Under House Bill 133, the Tennessee Education Lottery would be required to essentially double the fines for a licensed operator accepting wagers “from minors or other persons ineligible to place wagers.”
For the first offense the fine would increase by $1,000 to $2,000, for the second offense it would increase from $2,000 to $5,000, and for the third offense it would increase from $5,000 to $10,000.
The TEL always has the right to suspend or revoke a license depending on the circumstances. The bill doesn’t change that regulatory power. The legislation would amend the 2019 Sports Gaming Act, the statute that the lottery was required to follow when crafting its regulations.
No operator has yet been fined for such a violation.
Those increases aren’t very significant to what is already in place. The four online/mobile sportsbooks in the state handled more than $180 million in wagers during the month of December.

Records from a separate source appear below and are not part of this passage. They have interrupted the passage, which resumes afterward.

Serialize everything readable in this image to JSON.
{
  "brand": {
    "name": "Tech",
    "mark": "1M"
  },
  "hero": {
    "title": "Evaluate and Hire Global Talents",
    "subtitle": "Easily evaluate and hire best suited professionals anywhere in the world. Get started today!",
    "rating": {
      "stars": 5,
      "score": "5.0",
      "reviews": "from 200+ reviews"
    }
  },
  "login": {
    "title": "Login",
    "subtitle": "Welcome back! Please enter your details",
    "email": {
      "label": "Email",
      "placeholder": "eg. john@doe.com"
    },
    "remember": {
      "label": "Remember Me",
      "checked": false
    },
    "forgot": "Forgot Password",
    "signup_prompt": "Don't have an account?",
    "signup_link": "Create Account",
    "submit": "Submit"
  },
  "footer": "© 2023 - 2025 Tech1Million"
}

Fines for taking bets without state approval
The legislation doesn’t stop here.
It also increases the fines for someone who “unlawfully accepts wagers from another person without a license.” It costs $750,000 annually for a license to act as a sports gaming operator in the Volunteer State.
The first offense fine would go from $10,000 to $20,000, and then $15,000 to $30,000 and $25,000 to $50,000 for the second and third, respectively. The TEL would also be required to impose these fines if it uncovers or is notified of a violation.
With relatively low fines, the online gambling industry has shown it will self-report at least some regulatory violations, compared to offshore sites that are totally unregulated in the U.S.
HB 133 currently sits with the Departments & Agencies Subcommittee in the House for consideration. The companion bill in the Senate is SB 272.